"More than twenty years ago, I met my husband while we were both working at a holiday camp for children who wouldn’t otherwise have a holiday. Having been recommended for the programme by social services, the children displayed many challenging behaviours and carried heartbreaking stories. We then went on to be part of YWAM, working with teenagers in a significantly deprived area.
Since then we have had two birth children who are now both teenagers, and we live with our sheep, pigs, chickens, dogs and a cat in a 500-year-old thatched cottage. We have both always worked and volunteered with children and young people, and fostering has been on our hearts for a long time.
We heard Home for Good speak at New Wine in 2015 and we both knew that the time was right to apply. The process took ten months and we were approved to foster from ages five to eighteen. Our first placement was a 13-year-old girl who lived with us for ten weeks, and then she was able to go and live with her grandparents. We were then waiting to be matched with another child, but three weeks later had not heard anything.
It was a Friday in October, and I had a sudden urge to contact our social worker to say we would like to be added to the child refugee matching list – the very next day came the news that the Calais refugee camp was closing and we received a call from the Home Office. We were asked whether we felt able to care for an Eritrean teenager. She was 17 and an orphan. We said yes with trepidation, not knowing anything more about her.
She arrived the following day, with just the clothes she was wearing and very few possessions, utterly exhausted after her harrowing journey.
It has obviously been challenging in so many ways, but such an incredible blessing too. Communication was extremely hard to begin with, especially given there were no translators who spoke her language in our area. For meetings we have often had to use Language Line, which provides a translator over the phone, but other than that we’ve relied on Google Translate and online dictionaries. Initially, cooking for her was difficult as her diet is quite different to ours, but we have really enjoyed learning about her culture and trying new foods and spices, and this has been a great way to bond with her.
We have tried to help her to build relationships with others from her culture, and we hosted six other girls for an Eritrean Christmas on 7 January, the day they would usually celebrate. Although it took a while to obtain support for her, she is now able to access education locally and she is growing in confidence. She is so polite and hard-working and has received very positive feedback from her teachers. She is a Christian and we have bought her a Bible in her language, and she enjoys coming to church with us.
If you are considering fostering a child or young person from another culture, do whatever you can to prepare for them and help them feel settled. Find out as much as you can about their culture and language, make sure you have an online dictionary downloaded on your phone, talk to your library about sourcing books in their language, and try to learn about their favourite foods and food they need to avoid. Find out if anyone else is fostering refugees in your area who speak the same language, that has been a wonderful network for us.
If your young person is seeking asylum, be prepared for a lot of meetings, health appointments and a lengthy process.

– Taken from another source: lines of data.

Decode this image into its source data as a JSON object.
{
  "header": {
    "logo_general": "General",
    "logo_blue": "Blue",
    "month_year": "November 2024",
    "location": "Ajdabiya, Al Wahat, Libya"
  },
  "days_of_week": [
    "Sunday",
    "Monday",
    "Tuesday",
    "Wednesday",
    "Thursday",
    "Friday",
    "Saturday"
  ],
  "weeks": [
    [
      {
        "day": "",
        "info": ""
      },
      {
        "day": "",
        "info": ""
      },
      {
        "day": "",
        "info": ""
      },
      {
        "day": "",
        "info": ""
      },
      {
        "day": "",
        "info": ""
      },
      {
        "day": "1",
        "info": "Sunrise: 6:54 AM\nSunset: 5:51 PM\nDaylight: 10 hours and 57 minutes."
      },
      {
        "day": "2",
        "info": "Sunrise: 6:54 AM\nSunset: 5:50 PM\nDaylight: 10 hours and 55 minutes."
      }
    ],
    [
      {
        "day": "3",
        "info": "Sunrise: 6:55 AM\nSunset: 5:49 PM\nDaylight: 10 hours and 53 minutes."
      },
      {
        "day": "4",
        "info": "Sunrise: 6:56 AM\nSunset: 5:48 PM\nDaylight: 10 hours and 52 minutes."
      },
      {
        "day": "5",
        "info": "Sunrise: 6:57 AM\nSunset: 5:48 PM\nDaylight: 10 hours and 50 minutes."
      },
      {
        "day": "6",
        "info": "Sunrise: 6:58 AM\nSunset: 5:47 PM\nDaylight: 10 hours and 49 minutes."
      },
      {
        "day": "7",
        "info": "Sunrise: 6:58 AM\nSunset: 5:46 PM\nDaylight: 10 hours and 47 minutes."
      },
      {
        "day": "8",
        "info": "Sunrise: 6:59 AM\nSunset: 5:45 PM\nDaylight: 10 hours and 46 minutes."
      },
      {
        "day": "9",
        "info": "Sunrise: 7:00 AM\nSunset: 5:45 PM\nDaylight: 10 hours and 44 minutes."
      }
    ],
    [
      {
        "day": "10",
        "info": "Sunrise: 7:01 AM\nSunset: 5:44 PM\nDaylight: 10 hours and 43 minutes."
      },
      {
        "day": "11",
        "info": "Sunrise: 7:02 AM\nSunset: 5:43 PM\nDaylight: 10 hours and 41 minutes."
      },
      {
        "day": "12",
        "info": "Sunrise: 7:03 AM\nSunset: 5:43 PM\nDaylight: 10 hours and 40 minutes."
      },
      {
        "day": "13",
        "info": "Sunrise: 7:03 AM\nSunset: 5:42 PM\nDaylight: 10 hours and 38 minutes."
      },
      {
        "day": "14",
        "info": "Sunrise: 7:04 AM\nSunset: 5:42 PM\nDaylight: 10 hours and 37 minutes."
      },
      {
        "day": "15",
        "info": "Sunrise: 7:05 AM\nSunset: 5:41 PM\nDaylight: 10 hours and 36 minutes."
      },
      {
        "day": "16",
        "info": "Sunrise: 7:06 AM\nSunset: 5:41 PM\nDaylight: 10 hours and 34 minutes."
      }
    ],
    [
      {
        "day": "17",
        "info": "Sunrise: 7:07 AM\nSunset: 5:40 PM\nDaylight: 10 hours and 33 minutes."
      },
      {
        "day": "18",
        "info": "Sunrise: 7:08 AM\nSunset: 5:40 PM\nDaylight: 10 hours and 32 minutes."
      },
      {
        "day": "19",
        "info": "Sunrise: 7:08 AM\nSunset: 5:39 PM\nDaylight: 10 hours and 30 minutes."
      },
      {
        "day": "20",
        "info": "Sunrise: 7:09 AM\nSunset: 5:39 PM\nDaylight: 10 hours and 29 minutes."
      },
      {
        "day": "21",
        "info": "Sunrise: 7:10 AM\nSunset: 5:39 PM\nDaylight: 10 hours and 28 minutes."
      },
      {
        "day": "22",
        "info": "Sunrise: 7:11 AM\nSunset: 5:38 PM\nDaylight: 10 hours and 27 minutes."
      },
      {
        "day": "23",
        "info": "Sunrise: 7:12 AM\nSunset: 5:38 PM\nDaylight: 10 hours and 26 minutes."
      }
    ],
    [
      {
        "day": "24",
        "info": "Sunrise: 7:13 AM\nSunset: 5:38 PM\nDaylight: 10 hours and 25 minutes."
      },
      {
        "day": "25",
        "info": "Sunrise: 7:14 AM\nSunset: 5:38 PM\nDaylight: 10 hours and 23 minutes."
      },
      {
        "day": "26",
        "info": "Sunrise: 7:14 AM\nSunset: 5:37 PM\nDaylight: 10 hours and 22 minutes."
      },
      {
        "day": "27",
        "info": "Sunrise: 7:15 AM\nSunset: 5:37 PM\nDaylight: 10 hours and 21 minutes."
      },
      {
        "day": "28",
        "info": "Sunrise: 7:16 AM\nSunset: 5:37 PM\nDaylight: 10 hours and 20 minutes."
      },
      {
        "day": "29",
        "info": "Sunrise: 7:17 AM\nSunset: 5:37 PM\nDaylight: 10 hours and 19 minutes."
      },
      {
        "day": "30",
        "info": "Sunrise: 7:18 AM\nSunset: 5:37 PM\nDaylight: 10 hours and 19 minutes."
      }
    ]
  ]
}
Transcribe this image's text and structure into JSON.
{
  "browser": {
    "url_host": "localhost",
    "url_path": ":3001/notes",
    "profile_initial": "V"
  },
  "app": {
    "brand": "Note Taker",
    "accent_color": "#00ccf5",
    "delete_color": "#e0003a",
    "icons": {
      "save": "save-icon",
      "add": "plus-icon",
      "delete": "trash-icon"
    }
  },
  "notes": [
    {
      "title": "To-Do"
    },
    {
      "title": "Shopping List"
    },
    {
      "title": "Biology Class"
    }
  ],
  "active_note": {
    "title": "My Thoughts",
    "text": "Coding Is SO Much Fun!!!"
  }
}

Be prepared to fight their corner and speed up the process where you can. Our foster child will need to travel to Cardiff for an important meeting, so we plan to use this opportunity to visit Eritrean restaurants and shops with her to hopefully help her enjoy her time there.
Our lovely young lady has been such a blessing to us. Her life has been so tough and we have shared tears as she has recounted her story to lawyers and social workers, but she remains positive and is seeking to make the most of her opportunities now. She was recently asked to go and speak to social services staff about her experiences in this country, and has been nominated by her college for an award at our county fostering awards ceremony. We have so much admiration for her.
I was so nervous about fostering a refugee and had no idea what to expect, but she is so much a part of our family and we are so glad to be fostering her. Thankfully, it seems she is pleased to be with us too as she recently gave us ten out of ten for our official review! Our hope is that we can be as much of a blessing in her life as she has been to us."
If you've been inspired by Zara's amazing story and would like to support Home for Good as we continue to encourage people on their fostering or adoption journey, please click here to give to us.